St. Mark Greek Orthodox Church in Boca Raton is wrapping up its project to paint the interior of the building with Biblical iconography. Artist Laurence Manos has been painting the saints for 10 years for the project. (Amy Beth Bennett / December 19, 2013)
BOCA RATON—At Sunday Mass, children point to the freshly painted ceiling. They crane their necks at the larger-than-life icon of Jesus Christ, offering a blessing with his right hand and holding the gospels in his left, on the colorful sanctuary dome.
This enthusiasm warms the heart of Matt Jenetopoulos, 86, a founding member of St. Mark Greek Orthodox Church. One of the goals of the church's decade-long iconography project, after all, is to connect children to their faith.
"They respond, each in their own way," Jenetopoulos said. "It thrills me to see they're getting the message."
After 15 years of planning and 10 years of painting, the church's $2 million endeavor to fill the sanctuary with Byzantine-style portraits of the saints, ranging from John the Baptist to Herman of Alaska, is scheduled to be completed in February. For many of those years, the sanctuary has been filled with scaffolding, paint cloths and unfinished sketches, as an artist decorated the walls, the dome and almost every crevice with vivid portrayals of the Bible's stories.
"We are following a tradition handed down centuries ago," said the Rev. Mark Leondis, the church's pastor for the past two and a half years. "Byzantine iconogaphy has been called 'windows to heaven.' It's a glimpse of heaven on Earth."
The Greek Orthodox Church has a rich history of painted icons, or depictions of readily recognized faces and symbols of the Bible. The icons have consistent facial expressions, symbols and colors, including gold as a representation of heaven, blue for human beings and red for divinity.
Artist Laurence Manos of New Jersey was chosen to paint the St. Mark sanctuary for his skills in the classical Byzantine style and lively use of color, Jenetopoulos said. Manos studied the intricacies of iconography in Greece, where he lived for 15 years, including time at Mount Athos, an Orthodox spiritual center on a peninsula filled with 20 monasteries.
He came back to the United States in 1986 and began painting Greek churches throughout the country, including sanctuaries in Savannah, Ga., Holmdel, N.J., and Detroit.

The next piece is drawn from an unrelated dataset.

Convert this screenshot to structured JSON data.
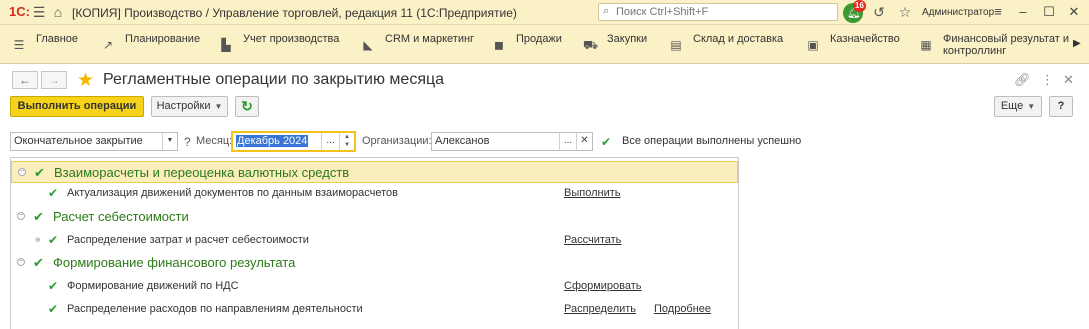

"This is not artwork; it's theology in color," Manos said. "Every day, I learn. I never say I am fully done."
Pat Sourlis of Boca Raton, chair of the February weekend when the sanctuary will be consecrated, begins to tear up as she describes the painting of the icons.
"It's very emotional," said Sourlis, a member of the church's original parish council in 1980. "When you walk into an Orthodox church anywhere in the world, the one thing we all have in common is the icons. Whether you know how to read or not, it's all there for you."